Research Article

Parkin Exon Rearrangements and Sequence Variants in LRRK2 Mutations Carriers: Analysis on a Possible Modifier Effect on LRRK2 Penetrance

1Centro per i Disordini del Movimento, Dipartimento di Scienze Cardiovascolari e Neurologiche, Sezione Neurologia, Università degli studi di Cagliari, Via Ospedale 46, 09124 Cagliari, Italy
2Laboratorio Centro Sclerosi Multipla, Ospedale Binaghi, Università degli studi di Cagliari, Via Is Guadazzonis, 09124 Cagliari, Italy
3Dipartimento di Scienze Cardiovascolari e Neurologiche, Policlinico Universitario, Università degli studi di Cagliari, Monserrato, 09124 Cagliari, Italy

Received 6 January 2010; Revised 6 June 2010; Accepted 14 July 2010

Academic Editor: Nobutaka Hattori

Copyright © 2010 Paolo Solla et al. This is an open access article distributed under the Creative Commons Attribution License, which permits unrestricted use, distribution, and reproduction in any medium, provided the original work is properly cited.
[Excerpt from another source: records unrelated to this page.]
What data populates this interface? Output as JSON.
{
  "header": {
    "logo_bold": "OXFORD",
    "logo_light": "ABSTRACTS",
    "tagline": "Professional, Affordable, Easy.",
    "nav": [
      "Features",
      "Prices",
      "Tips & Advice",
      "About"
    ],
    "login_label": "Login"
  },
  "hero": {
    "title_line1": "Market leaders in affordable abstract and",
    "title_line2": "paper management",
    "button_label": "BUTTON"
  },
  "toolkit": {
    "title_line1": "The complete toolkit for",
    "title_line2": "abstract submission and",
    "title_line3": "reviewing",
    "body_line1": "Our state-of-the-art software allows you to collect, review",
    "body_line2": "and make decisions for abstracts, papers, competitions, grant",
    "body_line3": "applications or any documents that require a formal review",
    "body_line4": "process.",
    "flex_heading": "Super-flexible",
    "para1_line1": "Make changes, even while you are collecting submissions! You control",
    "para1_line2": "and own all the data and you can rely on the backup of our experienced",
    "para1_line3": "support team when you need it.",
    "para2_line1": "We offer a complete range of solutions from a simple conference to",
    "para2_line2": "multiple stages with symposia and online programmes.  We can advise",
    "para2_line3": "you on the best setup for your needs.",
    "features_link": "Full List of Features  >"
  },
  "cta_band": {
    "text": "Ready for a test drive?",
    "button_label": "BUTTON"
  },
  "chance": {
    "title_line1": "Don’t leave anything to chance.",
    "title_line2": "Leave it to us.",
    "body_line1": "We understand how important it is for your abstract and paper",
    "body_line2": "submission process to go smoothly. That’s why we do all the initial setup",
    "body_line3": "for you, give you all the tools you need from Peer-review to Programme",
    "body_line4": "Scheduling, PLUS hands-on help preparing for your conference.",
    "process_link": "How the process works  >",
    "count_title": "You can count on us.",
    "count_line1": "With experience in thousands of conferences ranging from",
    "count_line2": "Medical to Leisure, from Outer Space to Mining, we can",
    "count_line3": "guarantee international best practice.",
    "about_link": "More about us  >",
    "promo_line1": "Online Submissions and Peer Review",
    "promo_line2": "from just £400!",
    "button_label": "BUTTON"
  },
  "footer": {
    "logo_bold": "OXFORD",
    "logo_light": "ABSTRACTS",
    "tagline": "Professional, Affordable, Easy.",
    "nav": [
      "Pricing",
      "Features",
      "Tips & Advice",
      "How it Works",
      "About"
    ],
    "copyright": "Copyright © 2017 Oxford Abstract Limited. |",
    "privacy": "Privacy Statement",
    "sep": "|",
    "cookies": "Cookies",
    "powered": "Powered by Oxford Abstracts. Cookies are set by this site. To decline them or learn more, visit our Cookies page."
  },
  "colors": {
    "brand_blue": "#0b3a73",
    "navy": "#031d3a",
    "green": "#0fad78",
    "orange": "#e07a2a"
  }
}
Mutations in LRRK2 represent the most common causes of Parkinson's disease (PD) identified to date, but their penetrance is incomplete and probably due to the presence of other genetic or environmental factors required for development of the disease. We analyzed the presence of parkin sequence variants (mutations or polymorphisms) and exon rearrangements in LRRK2 mutations carriers (both PD patients and unaffected relatives) in order to detect a possible modifier effect on penetrance. Eight families with nine PD patients with heterozygous LRRK2 mutations (identified within 380 Sardinian PD patients screened for the presence of the five most common LRRK2 mutations) and sixteen additional relatives were genetically investigated for the presence of LRRK2 and parkin mutations. No evidence was found for the presence of pathological parkin mutations or exon rearrangements in patients or not affected family members. Three single-nucleotide polymorphisms (SNPs) were identified both in patients and unaffected relatives but did not significantly differ between the two groups. These data provide no support to the hypothesis whereby such parkin gene mutations may be commonly implicated in possible effect on penetrance in LRRK2 mutation carriers.